Beek – Beautiful Endings
Coming in at the sharper end of hazy, Beek’s new EP gives you everything a fan of 31st Century Vogue could hope for. The lead track Newport is the stand out, Beek’s submerged rhythms, aggression filtered down into a menacing sleaze, sitting as a murky bed for his sex pest vocals. This is dance music as it’s meant to be – innovative and complex, alien to outsiders, immense to fans. The snare smash that was such a feature of vogue is used minimally, and with crushing effect on How Many Licks – but there’s not a single higgety-higgety-ha! sample to be heard through the EP; as UK grime producers pick over vogue signifiers of years back, Beek has moved way forward. On closing track Drive he drops down into pure RnB crooning over a beat made from the sparsest of parts – an 808 kick, a groan and a snare slap. The whole is EP is weird, dislocated and spikey, and it sounds like Beek’s been going through some shit breakups – although based on the quality here, his anger is our gain.

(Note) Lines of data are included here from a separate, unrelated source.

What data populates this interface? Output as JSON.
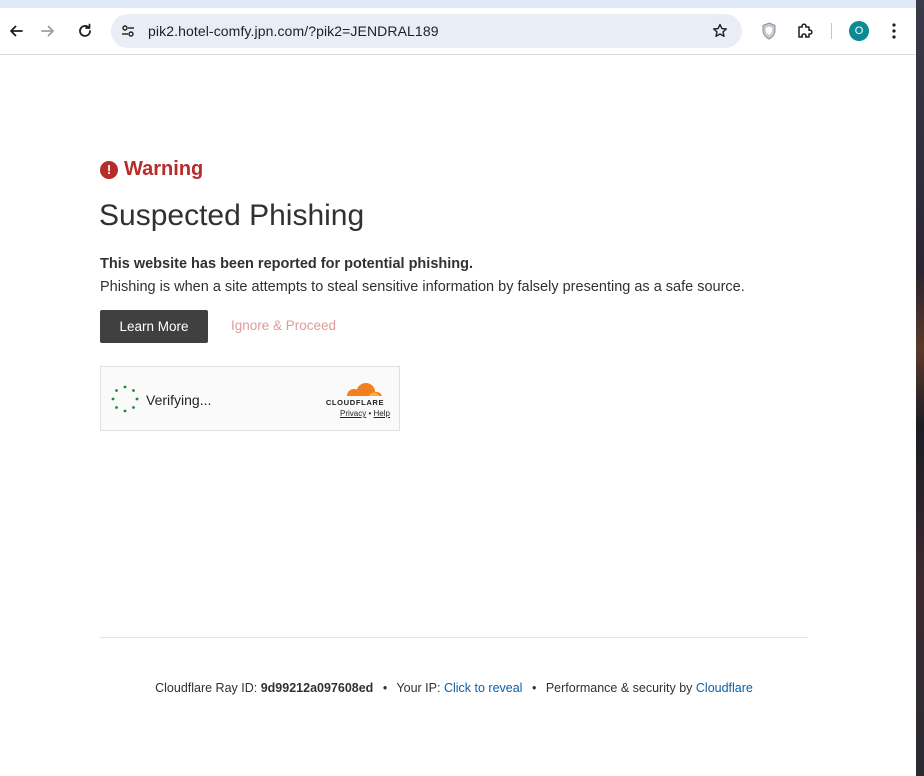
{
  "browser": {
    "url": "pik2.hotel-comfy.jpn.com/?pik2=JENDRAL189",
    "profile_initial": "O"
  },
  "page": {
    "warning_label": "Warning",
    "title": "Suspected Phishing",
    "lead": "This website has been reported for potential phishing.",
    "description": "Phishing is when a site attempts to steal sensitive information by falsely presenting as a safe source.",
    "learn_more": "Learn More",
    "ignore_proceed": "Ignore & Proceed"
  },
  "widget": {
    "status": "Verifying...",
    "brand": "CLOUDFLARE",
    "privacy": "Privacy",
    "bullet": "•",
    "help": "Help"
  },
  "footer": {
    "ray_label": "Cloudflare Ray ID:",
    "ray_id": "9d99212a097608ed",
    "ip_label": "Your IP:",
    "ip_link": "Click to reveal",
    "perf_label": "Performance & security by",
    "perf_link": "Cloudflare",
    "bullet": "•"
  },
  "colors": {
    "warning": "#b82b2b",
    "button_dark": "#404040",
    "link": "#0b5fa8",
    "cloudflare_orange": "#f38020"
  }
}
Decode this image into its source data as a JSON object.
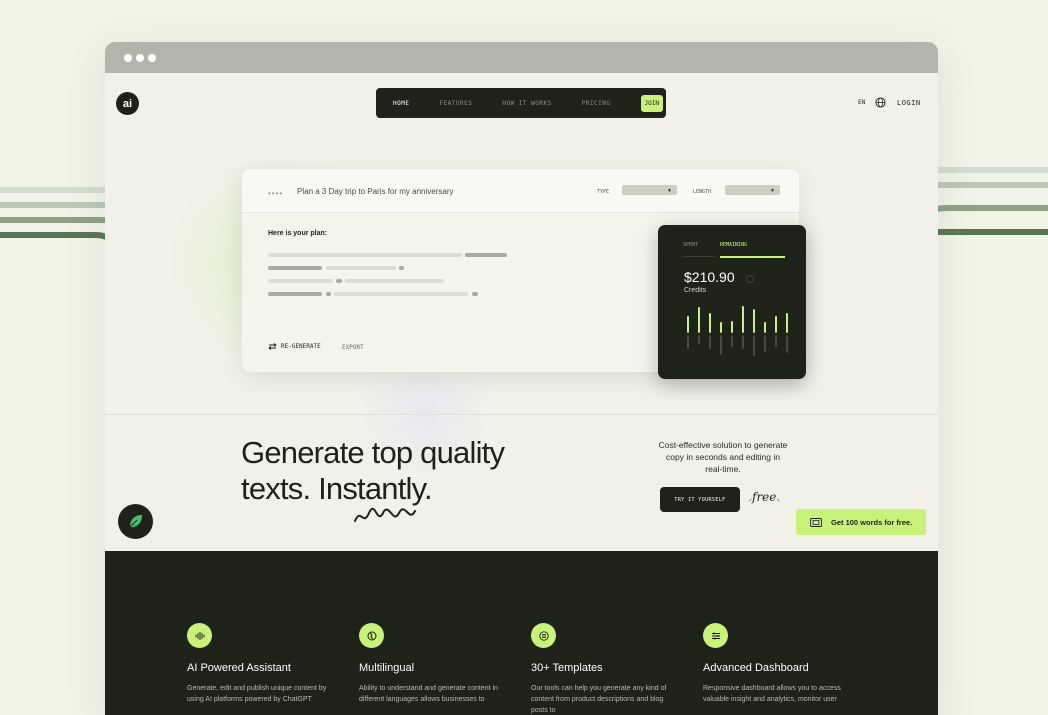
{
  "nav": {
    "items": [
      {
        "label": "HOME"
      },
      {
        "label": "FEATURES"
      },
      {
        "label": "HOW IT WORKS"
      },
      {
        "label": "PRICING"
      }
    ],
    "join_label": "JOIN",
    "lang": "EN",
    "login_label": "LOGIN"
  },
  "brand": {
    "logo_text": "ai"
  },
  "card": {
    "prompt": "Plan a 3 Day trip to Paris for my anniversary",
    "type_label": "TYPE",
    "length_label": "LENGTH",
    "plan_title": "Here is your plan:",
    "regenerate_label": "RE-GENERATE",
    "export_label": "EXPORT"
  },
  "credits": {
    "tab_spent": "SPENT",
    "tab_remaining": "REMAINING",
    "amount": "$210.90",
    "label": "Credits",
    "bars": [
      {
        "up": 0.55,
        "down": 0.55
      },
      {
        "up": 0.85,
        "down": 0.35
      },
      {
        "up": 0.65,
        "down": 0.55
      },
      {
        "up": 0.35,
        "down": 0.75
      },
      {
        "up": 0.4,
        "down": 0.45
      },
      {
        "up": 0.9,
        "down": 0.55
      },
      {
        "up": 0.8,
        "down": 0.8
      },
      {
        "up": 0.35,
        "down": 0.65
      },
      {
        "up": 0.55,
        "down": 0.45
      },
      {
        "up": 0.65,
        "down": 0.7
      }
    ]
  },
  "hero": {
    "headline_line1": "Generate top quality",
    "headline_line2": "texts. Instantly.",
    "cost_text": "Cost-effective solution to generate copy in seconds and editing in real-time.",
    "try_label": "TRY IT YOURSELF",
    "free_text": "free",
    "get_words_label": "Get 100 words for free."
  },
  "features": [
    {
      "title": "AI Powered Assistant",
      "desc": "Generate, edit and publish unique content by using AI platforms powered by ChatGPT",
      "icon": "waveform-icon"
    },
    {
      "title": "Multilingual",
      "desc": "Ability to understand and generate content in different languages allows businesses to",
      "icon": "globe-icon"
    },
    {
      "title": "30+ Templates",
      "desc": "Our tools can help you generate any kind of content from product descriptions and blog posts to",
      "icon": "menu-icon"
    },
    {
      "title": "Advanced Dashboard",
      "desc": "Responsive dashboard allows you to access valuable insight and analytics, monitor user",
      "icon": "sliders-icon"
    }
  ],
  "colors": {
    "accent": "#c9f27a",
    "dark": "#1f2219",
    "background": "#f2f1e9"
  }
}
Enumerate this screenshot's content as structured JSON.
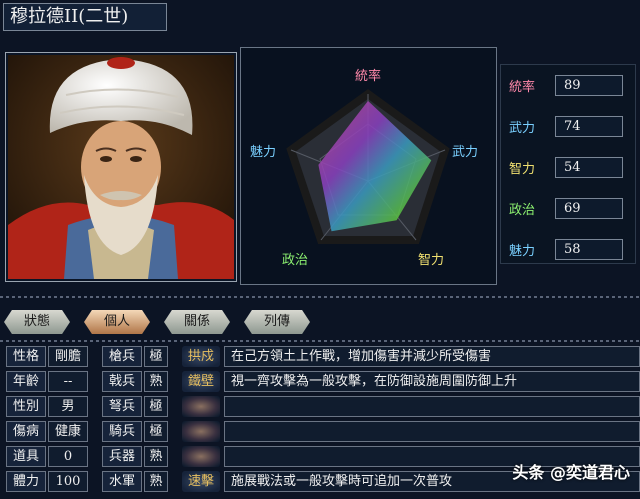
{
  "title": "穆拉德II(二世)",
  "radar": {
    "axes": [
      "統率",
      "武力",
      "智力",
      "政治",
      "魅力"
    ],
    "axis_colors": [
      "#ff88aa",
      "#7ad0ff",
      "#f0e070",
      "#8cf070",
      "#7ad0ff"
    ]
  },
  "stats": [
    {
      "label": "統率",
      "value": "89",
      "color": "#ff88aa"
    },
    {
      "label": "武力",
      "value": "74",
      "color": "#7ad0ff"
    },
    {
      "label": "智力",
      "value": "54",
      "color": "#f0e070"
    },
    {
      "label": "政治",
      "value": "69",
      "color": "#8cf070"
    },
    {
      "label": "魅力",
      "value": "58",
      "color": "#7ad0ff"
    }
  ],
  "tabs": [
    "狀態",
    "個人",
    "關係",
    "列傳"
  ],
  "active_tab": "個人",
  "profile": [
    {
      "label": "性格",
      "value": "剛膽"
    },
    {
      "label": "年齡",
      "value": "--"
    },
    {
      "label": "性別",
      "value": "男"
    },
    {
      "label": "傷病",
      "value": "健康"
    },
    {
      "label": "道具",
      "value": "0"
    },
    {
      "label": "體力",
      "value": "100"
    }
  ],
  "aptitude": [
    {
      "label": "槍兵",
      "value": "極"
    },
    {
      "label": "戟兵",
      "value": "熟"
    },
    {
      "label": "弩兵",
      "value": "極"
    },
    {
      "label": "騎兵",
      "value": "極"
    },
    {
      "label": "兵器",
      "value": "熟"
    },
    {
      "label": "水軍",
      "value": "熟"
    }
  ],
  "skills": [
    {
      "name": "拱戍",
      "desc": "在己方領土上作戰，增加傷害并減少所受傷害"
    },
    {
      "name": "鐵壁",
      "desc": "視一齊攻擊為一般攻擊，在防御設施周圍防御上升"
    },
    {
      "name": "",
      "desc": ""
    },
    {
      "name": "",
      "desc": ""
    },
    {
      "name": "",
      "desc": ""
    },
    {
      "name": "速擊",
      "desc": "施展戰法或一般攻擊時可追加一次普攻"
    }
  ],
  "watermark": "头条 @奕道君心"
}
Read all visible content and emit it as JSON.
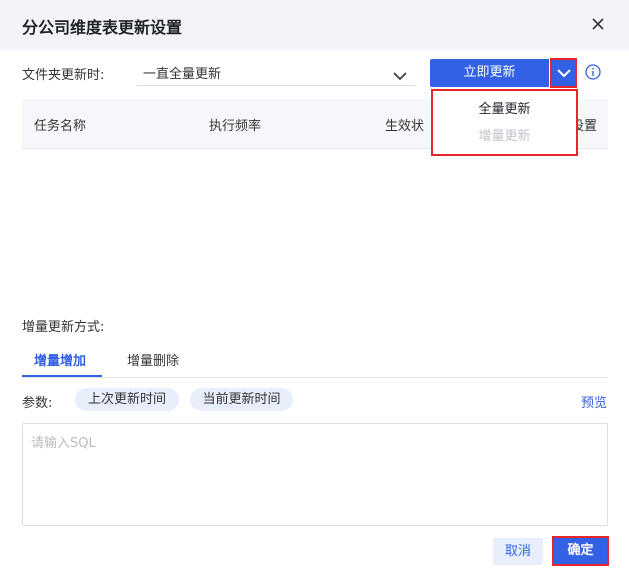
{
  "dialog": {
    "title": "分公司维度表更新设置"
  },
  "folder_update": {
    "label": "文件夹更新时:",
    "selected": "一直全量更新",
    "update_now_label": "立即更新"
  },
  "dropdown_menu": {
    "items": [
      {
        "label": "全量更新",
        "enabled": true
      },
      {
        "label": "增量更新",
        "enabled": false
      }
    ]
  },
  "table": {
    "columns": [
      "任务名称",
      "执行频率",
      "生效状",
      "设置"
    ]
  },
  "incremental": {
    "label": "增量更新方式:",
    "tabs": [
      {
        "label": "增量增加",
        "active": true
      },
      {
        "label": "增量删除",
        "active": false
      }
    ],
    "params_label": "参数:",
    "params": [
      "上次更新时间",
      "当前更新时间"
    ],
    "preview_label": "预览",
    "sql_placeholder": "请输入SQL"
  },
  "footer": {
    "cancel_label": "取消",
    "ok_label": "确定"
  },
  "colors": {
    "primary": "#3361e6",
    "highlight_border": "#e8262a",
    "chip_bg": "#e8eefc",
    "header_bg": "#f2f4f7"
  }
}
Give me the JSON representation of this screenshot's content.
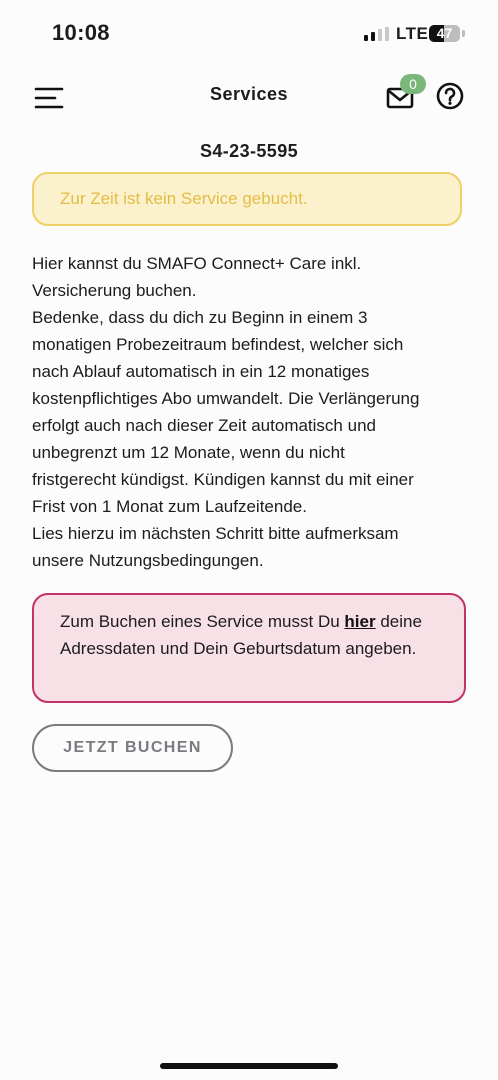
{
  "status_bar": {
    "time": "10:08",
    "network": "LTE",
    "battery": "47",
    "battery_level": 0.47,
    "signal_bars_active": 2,
    "signal_bars_total": 4
  },
  "header": {
    "title": "Services",
    "menu_icon": "hamburger-menu-icon",
    "mail_icon": "mail-icon",
    "mail_badge": "0",
    "help_icon": "question-circle-icon"
  },
  "device": {
    "id": "S4-23-5595"
  },
  "status_notice": {
    "text": "Zur Zeit ist kein Service gebucht.",
    "color": "#e3bd45"
  },
  "description": "Hier kannst du SMAFO Connect+ Care inkl.\nVersicherung buchen.\nBedenke, dass du dich zu Beginn in einem 3\nmonatigen Probezeitraum befindest, welcher sich\nnach Ablauf automatisch in ein 12 monatiges\nkostenpflichtiges Abo umwandelt. Die Verlängerung\nerfolgt auch nach dieser Zeit automatisch und\nunbegrenzt um 12 Monate, wenn du nicht\nfristgerecht kündigst. Kündigen kannst du mit einer\nFrist von 1 Monat zum Laufzeitende.\nLies hierzu im nächsten Schritt bitte aufmerksam\nunsere Nutzungsbedingungen.",
  "address_notice": {
    "text_before": "Zum Buchen eines Service musst Du ",
    "link": "hier",
    "text_after": "deine Adressdaten und Dein Geburtsdatum angeben.",
    "border_color": "#c2326a"
  },
  "book_button": {
    "label": "JETZT BUCHEN"
  }
}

Future – Wicked
So whilst I don’t usually post major label business on here, this tune is too sick not to mention. Taken from Future’s heavy (and free) Purple Reign mixtape, this is Future and producer Metro Boomin delivering pure club smashing bad vibes. The strings wail like sirens, the march of the bass and drums is relentless and Future opens by chanting “wicked, wicked, wicked” like he’s some sort of rap Mephistopheles. There’s not a moment wasted, to the point that every single hi hat hit counts for something. I’d love to hear some UK MCs jump on this as it’s as grimey a beat as I’ve heard the South make such Still Tippin – although I doubt anyone is gonna kill it like Future. The speed Future – and other ATL movers such as Young Thug – are churning out mixtapes of album quality is taking the piss out of the whole industry. Too good.
Slug Christ – Sometimes Even the Moonlight Hurts My Eyes
Sticking in Atlanta – which is the centre of the world rn as far as I care – Slug Christ has bought a new EP out, and it’s typically awkward, existential trap for Martians. I saw Slugga play in New York over the weekend – by 'saw him play', I mean I saw him perform one track which pushed the venue into complete madness. I could have done with a few more, but fuck it, better to kill it and go than outstay your welcome. Anyway, the point is, he hasn’t died yet – not something that was a given a few months back when, according to his twitter timeline anyway, his battles with personal demons were threatening to spill over. Instead he seems to be throwing himself into making sick music, which can only be a good thing. Production is coming from EVK95, aka Lil Diamond, part of the 808 Mafia family – as such, whilst the beats are still full of strange, sparkly space synths, they also have a tighter bottom end than some of Sluggas other releases – basically the tracks knock hard. Slug’s not everyone’s cup of tea – although whoever thought that stream-of-consciousness freak rap was, but once you get into him, he’s got you good – Sometimes Even the Moonlight Hurts My Eyes seems as good a jump on point as any.